Background: National guidelines recommend that patients with anaphylaxis be prescribed an epinephrine auto-injector (EAI) and referred to an allergy/immunology (A/I) specialist. Objective: To evaluate guideline concordance and identify predictors of EAI dispensing and A/I follow-up in patients with anaphylaxis treated in the emergency department (ED). Methods: We identified patients seen in the ED for anaphylaxis from 2010 through 2014 from an administrative claims database using an expanded International Classification of Diseases, Ninth Revision, Clinical Modification diagnosis code algorithm. Results: Of 7,790 patients identified, 46.5% had an EAI dispensed and 28.8% had A/I follow-up within 1 year after discharge. On multivariable analysis, those 65 years or older (odds ratio [OR] 0.35, 95% confidence interval [CI] 0.30-0.41) and with a medication trigger (OR 0.24, 95% CI 0.21-0.28) had a lower likelihood of EAI dispensing. Those younger than 5 years (OR 2.67, 95% CI 2.15-3.32) and with food (OR 1.40, 95% CI 1.24-1.59) or venom (OR 4.48, 95% CI 3.51-5.72) triggers had a higher likelihood of EAI dispensing.

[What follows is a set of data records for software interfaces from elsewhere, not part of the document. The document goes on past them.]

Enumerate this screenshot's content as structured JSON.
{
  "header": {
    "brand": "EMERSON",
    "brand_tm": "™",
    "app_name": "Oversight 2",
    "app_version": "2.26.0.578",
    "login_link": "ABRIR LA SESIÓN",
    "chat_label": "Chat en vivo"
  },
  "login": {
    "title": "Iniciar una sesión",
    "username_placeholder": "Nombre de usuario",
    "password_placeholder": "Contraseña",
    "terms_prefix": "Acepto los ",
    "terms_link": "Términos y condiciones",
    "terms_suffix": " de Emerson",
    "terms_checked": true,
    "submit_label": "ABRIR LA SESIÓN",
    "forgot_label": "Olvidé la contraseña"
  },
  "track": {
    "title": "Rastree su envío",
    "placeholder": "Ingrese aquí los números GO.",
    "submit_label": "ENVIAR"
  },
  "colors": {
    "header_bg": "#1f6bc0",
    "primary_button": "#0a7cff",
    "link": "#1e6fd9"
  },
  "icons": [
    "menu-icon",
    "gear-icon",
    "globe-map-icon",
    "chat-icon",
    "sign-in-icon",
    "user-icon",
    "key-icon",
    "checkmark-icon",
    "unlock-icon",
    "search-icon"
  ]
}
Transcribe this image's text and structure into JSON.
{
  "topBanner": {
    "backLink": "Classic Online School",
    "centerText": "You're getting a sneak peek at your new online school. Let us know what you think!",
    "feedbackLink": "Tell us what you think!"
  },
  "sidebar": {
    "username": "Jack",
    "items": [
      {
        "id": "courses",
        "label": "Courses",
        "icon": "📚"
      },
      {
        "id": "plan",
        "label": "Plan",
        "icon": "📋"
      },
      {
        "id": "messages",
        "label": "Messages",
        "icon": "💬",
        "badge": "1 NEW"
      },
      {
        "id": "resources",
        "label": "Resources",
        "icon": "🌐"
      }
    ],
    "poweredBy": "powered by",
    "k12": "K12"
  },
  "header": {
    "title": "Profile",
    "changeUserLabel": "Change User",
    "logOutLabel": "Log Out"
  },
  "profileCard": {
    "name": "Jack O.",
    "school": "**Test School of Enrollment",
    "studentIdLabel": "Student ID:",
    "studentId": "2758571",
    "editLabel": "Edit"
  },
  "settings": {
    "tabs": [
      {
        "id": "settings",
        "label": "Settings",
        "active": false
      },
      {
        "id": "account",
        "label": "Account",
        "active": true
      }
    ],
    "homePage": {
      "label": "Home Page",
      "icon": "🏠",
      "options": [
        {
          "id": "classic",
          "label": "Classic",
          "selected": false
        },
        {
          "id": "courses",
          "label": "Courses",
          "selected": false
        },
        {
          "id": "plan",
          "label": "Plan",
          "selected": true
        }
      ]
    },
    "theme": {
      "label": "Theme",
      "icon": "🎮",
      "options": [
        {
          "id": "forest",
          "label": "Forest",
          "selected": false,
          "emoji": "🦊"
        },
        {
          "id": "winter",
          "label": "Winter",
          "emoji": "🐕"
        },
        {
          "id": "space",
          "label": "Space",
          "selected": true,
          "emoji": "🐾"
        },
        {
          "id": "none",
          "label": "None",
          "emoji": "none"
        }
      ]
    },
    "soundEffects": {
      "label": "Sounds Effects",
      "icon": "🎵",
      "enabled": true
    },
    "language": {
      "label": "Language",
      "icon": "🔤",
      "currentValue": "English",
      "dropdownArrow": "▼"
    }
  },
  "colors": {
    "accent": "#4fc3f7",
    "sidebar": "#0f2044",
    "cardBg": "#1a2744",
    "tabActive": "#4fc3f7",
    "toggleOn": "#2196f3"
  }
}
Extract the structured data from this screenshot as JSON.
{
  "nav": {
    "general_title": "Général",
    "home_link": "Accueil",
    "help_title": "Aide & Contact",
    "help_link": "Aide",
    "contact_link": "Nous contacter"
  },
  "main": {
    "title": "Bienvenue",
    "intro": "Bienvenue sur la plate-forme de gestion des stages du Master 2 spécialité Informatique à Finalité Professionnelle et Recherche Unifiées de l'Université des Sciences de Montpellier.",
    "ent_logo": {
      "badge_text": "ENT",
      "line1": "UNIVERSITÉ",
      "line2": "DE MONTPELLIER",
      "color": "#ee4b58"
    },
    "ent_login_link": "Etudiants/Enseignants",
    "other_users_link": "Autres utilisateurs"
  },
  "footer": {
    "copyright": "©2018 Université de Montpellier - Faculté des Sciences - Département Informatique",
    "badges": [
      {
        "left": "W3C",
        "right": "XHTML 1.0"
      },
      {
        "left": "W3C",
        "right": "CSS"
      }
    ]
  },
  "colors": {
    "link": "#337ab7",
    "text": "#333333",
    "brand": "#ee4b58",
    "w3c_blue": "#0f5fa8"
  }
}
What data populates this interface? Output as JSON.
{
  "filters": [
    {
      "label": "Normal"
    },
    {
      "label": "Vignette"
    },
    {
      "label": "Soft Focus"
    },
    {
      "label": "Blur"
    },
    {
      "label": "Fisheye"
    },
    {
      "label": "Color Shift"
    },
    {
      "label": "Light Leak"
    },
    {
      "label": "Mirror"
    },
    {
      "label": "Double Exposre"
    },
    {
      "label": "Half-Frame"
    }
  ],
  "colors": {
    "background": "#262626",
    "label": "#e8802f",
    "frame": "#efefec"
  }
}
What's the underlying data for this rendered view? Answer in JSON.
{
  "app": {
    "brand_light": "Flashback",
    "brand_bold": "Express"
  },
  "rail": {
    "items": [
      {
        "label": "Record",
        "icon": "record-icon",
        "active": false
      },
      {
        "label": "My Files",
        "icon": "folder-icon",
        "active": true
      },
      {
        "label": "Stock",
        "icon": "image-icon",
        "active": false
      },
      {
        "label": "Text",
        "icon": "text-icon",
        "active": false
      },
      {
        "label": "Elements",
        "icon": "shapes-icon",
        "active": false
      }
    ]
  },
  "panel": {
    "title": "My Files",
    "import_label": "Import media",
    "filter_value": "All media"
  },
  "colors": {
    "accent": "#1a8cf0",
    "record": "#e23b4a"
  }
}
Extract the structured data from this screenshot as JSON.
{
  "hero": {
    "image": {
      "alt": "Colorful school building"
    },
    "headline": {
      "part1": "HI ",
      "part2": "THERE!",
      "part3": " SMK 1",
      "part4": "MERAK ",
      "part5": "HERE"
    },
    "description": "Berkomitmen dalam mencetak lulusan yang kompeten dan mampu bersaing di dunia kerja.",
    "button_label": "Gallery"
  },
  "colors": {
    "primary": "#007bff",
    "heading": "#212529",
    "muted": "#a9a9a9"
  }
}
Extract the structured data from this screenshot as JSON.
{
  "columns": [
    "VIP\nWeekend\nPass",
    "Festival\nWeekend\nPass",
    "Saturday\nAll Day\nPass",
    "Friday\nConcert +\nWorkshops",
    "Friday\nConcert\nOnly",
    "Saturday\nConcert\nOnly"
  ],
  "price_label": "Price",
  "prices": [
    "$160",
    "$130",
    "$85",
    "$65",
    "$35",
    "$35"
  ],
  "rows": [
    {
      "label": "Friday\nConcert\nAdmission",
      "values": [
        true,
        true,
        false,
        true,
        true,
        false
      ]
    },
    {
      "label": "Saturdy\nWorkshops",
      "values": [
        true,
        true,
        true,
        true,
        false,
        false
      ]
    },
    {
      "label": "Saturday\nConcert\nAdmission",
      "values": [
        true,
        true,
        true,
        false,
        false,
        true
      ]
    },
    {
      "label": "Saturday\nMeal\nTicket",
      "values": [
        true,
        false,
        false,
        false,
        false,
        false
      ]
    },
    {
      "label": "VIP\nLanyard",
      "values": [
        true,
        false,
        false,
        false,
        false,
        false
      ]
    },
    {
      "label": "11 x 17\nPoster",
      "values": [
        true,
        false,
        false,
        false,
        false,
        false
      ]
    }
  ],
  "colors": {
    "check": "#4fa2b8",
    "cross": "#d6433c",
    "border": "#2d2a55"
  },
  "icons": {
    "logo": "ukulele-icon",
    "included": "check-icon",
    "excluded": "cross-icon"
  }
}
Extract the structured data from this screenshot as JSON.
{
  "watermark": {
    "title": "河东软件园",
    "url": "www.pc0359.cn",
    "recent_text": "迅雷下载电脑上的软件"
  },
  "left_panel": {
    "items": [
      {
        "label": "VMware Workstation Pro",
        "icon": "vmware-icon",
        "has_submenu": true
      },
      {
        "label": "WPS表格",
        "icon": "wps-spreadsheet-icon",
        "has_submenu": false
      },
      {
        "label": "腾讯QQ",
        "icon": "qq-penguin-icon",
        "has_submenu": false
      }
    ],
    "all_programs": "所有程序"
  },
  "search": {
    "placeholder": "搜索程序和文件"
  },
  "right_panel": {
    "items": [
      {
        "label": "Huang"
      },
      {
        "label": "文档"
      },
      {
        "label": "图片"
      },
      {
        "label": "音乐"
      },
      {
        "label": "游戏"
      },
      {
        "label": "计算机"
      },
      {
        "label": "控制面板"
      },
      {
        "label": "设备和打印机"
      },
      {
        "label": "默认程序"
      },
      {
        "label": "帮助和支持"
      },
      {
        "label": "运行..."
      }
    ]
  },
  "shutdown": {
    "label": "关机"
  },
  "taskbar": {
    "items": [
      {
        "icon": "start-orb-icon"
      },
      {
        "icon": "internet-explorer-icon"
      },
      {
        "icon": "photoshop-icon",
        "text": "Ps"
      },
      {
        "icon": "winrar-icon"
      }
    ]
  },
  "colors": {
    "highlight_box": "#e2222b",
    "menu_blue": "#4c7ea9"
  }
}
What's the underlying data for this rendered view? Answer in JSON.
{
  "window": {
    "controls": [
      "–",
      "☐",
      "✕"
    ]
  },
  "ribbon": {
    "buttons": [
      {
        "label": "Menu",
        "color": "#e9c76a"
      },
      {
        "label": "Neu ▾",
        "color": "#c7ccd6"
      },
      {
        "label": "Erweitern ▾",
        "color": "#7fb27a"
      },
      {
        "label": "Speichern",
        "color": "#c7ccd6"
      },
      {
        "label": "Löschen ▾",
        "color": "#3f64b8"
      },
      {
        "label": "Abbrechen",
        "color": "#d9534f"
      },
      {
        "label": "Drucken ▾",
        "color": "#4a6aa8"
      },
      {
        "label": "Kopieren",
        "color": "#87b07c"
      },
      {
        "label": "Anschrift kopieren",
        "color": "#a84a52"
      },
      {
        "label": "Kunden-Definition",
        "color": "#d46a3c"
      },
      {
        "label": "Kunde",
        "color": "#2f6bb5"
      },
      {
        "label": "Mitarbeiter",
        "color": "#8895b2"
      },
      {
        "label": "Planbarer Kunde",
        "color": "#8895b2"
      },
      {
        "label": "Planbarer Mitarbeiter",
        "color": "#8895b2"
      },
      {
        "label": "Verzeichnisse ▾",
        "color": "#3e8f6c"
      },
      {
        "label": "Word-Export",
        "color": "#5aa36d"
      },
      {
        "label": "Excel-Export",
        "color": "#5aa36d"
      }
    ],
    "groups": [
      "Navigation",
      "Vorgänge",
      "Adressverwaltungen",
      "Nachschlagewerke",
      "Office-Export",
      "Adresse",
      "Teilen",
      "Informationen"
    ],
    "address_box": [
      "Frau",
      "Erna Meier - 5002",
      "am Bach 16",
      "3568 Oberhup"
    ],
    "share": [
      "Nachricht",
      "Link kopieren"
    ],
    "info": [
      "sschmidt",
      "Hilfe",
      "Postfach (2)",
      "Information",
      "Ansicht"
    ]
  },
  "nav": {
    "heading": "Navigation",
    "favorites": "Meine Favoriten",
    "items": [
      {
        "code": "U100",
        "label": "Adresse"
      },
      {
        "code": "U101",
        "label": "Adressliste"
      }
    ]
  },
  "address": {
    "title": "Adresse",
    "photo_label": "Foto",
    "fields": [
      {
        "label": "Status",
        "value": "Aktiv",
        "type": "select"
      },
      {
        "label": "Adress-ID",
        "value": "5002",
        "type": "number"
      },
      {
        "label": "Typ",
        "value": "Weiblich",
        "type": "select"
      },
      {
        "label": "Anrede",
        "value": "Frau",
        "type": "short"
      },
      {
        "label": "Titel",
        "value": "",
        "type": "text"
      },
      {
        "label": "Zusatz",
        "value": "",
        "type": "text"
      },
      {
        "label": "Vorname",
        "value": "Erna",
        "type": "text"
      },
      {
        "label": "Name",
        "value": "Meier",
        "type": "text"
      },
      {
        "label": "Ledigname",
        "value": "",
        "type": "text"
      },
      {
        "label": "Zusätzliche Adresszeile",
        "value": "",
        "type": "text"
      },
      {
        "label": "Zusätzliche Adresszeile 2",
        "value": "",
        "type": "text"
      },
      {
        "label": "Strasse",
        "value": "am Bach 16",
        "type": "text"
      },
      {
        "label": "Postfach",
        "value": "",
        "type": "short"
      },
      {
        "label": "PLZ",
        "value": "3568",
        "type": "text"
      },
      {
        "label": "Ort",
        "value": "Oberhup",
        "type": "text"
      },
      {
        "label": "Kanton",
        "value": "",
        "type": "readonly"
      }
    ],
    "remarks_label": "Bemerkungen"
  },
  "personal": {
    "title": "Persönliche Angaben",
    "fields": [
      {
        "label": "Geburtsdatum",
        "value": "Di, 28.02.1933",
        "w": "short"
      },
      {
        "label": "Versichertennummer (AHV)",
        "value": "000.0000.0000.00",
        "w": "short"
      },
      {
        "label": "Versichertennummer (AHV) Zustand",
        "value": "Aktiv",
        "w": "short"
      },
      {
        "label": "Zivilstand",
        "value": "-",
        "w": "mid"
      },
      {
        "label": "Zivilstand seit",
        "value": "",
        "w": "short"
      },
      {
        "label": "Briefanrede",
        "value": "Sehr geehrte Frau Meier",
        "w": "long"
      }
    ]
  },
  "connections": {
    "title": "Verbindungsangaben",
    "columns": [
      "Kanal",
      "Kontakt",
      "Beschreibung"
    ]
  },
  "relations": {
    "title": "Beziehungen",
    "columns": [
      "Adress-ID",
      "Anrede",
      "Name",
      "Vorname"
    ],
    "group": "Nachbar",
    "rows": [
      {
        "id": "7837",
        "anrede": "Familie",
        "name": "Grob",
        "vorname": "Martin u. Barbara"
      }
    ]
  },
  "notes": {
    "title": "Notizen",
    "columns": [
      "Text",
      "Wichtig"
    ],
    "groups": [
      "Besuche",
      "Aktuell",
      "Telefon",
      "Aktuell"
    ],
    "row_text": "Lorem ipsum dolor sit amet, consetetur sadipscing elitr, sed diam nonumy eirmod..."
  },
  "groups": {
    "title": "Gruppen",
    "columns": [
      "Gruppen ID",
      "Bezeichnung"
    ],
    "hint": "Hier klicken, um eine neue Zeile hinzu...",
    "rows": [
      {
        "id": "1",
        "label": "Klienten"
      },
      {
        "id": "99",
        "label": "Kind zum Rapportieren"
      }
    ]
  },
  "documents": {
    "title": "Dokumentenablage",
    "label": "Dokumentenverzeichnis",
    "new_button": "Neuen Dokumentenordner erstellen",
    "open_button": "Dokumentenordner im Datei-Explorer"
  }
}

Similarly, for A/I follow-up, the likelihood was lower for age 65 years or older (OR 0.46, 95% CI 0.39-0.54) and medication trigger (OR 0.66, 95% CI 0.56-0.78) and higher for age younger than 5 years (OR 3.15, 95% CI 2.63-3.77) and food trigger (OR 1.39, 95% CI 1.22-1.58). Conclusion: Overall, 46.5% of patients with anaphylaxis in the ED had EAI dispensing and 28.8% had A/I follow-up. Patient age and triggers were associated with likelihood of EAI dispensing and A/I follow-up. Post-ED visit anaphylaxis management can be improved, with the potential to decrease future morbidity and mortality risk.
ASJC Scopus subject areas
- Immunology and Allergy
- Pulmonary and Respiratory Medicine